SINGAPORE - Siglap resident Eric Chiam and his family have set up a soft-drink vending machine outside their house for food deliverymen and other workers to help themselves to a free drink.
Installed in January, the machine in the first month dispensed 637 drinks to food deliverymen, postmen and just about anyone who shows up at the Chiam house in Yarrow Gardens on a work errand.
Dr Chiam, 51, is a general practitioner who, with his family, wanted to find a way of offering a cold drink to people who came to the house to deliver food or the mail – even when they were not at home.
He said: “We use a lot of delivery services as a family. We typically try to offer drinks to the delivery workers, but we are not always able to meet them at the gate.”
So Dr Chiam and his wife, with their 15-year-old triplets Andre, Ethan and Sophia, came up with the vending machine idea last November. They refer to it as TYVMdrinks, or Thank You Very Much drinks.
“We do this because it is a way for us to thank them for bringing us food at all times, under the hot sun and in the rain, especially since it is now the monsoon season,” said Dr Chiam.
The project is a family affair.
The children are largely in charge of planning and marketing. Andre planned the project, Ethan designed the vending machine logo and stickers using graphic design platform Canva, and Sophia helms the Instagram account.
Meanwhile, Dr Chiam funds the project and his wife, Dr Lisa Chen, 51, also a general practitioner, selects the drinks and puts in the orders.
Setting up and decorating the vending machine cost about $3,000, and the drinks cost less than 50 cents each.
Besides taking turns to top up the vending machine twice a week, the family often discuss over meals the number and types of drinks to buy and ways to make the project better.
One way to improve the project, Dr Chiam said, is to set up a pay-it-forward system so that others can chip in to buy drinks for these delivery workers.
And yes, the family has noticed that the vending machine has attracted the attention of those who are not on any type of work errand.
Dr Chiam said: “We hope to make the system maybe try to discern whether the person is a delivery worker, for instance, so that the machine does not just dispense drinks to everyone. That way, the system is less prone to abuse.”

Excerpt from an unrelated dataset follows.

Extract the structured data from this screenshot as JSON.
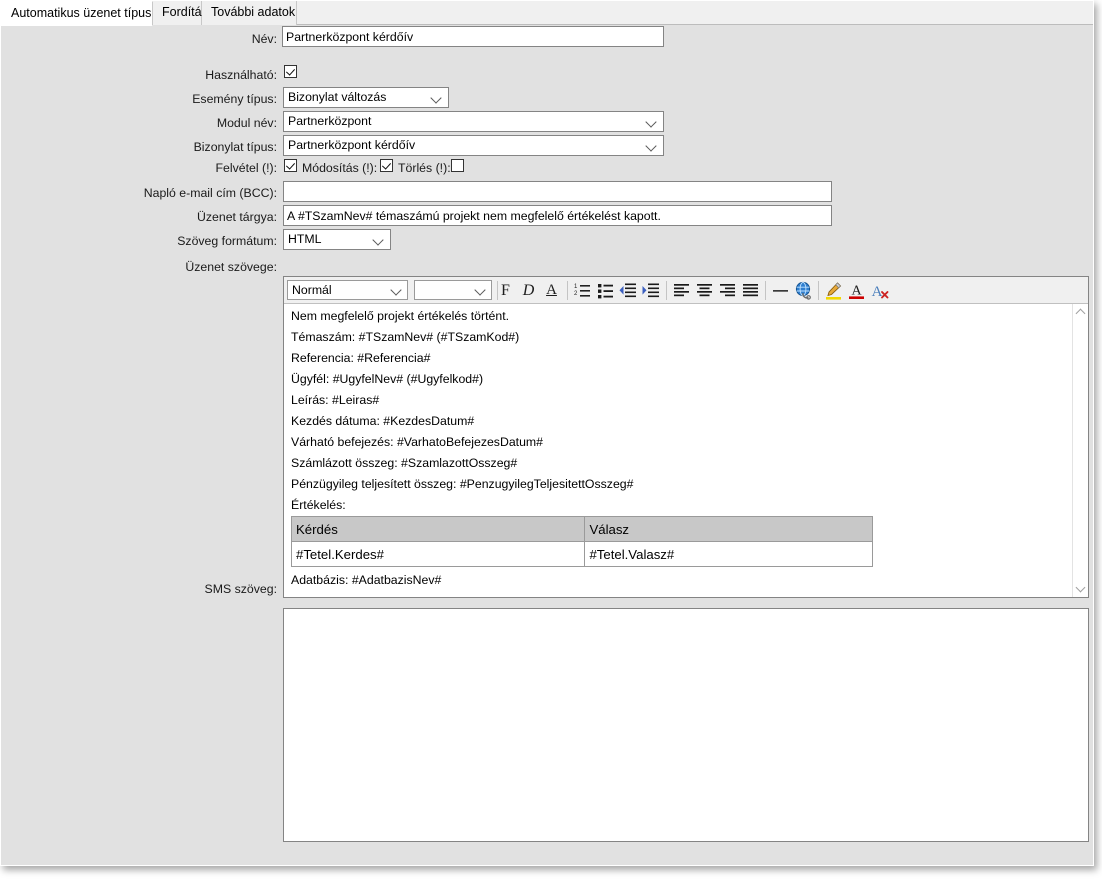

Dr Chiam’s vending machine is gaining traction online, and he said it is encouraging to receive kind comments.
“But the most rewarding part of this project is definitely seeing the smiles of delivery men, drivers and service people who use it,” he said.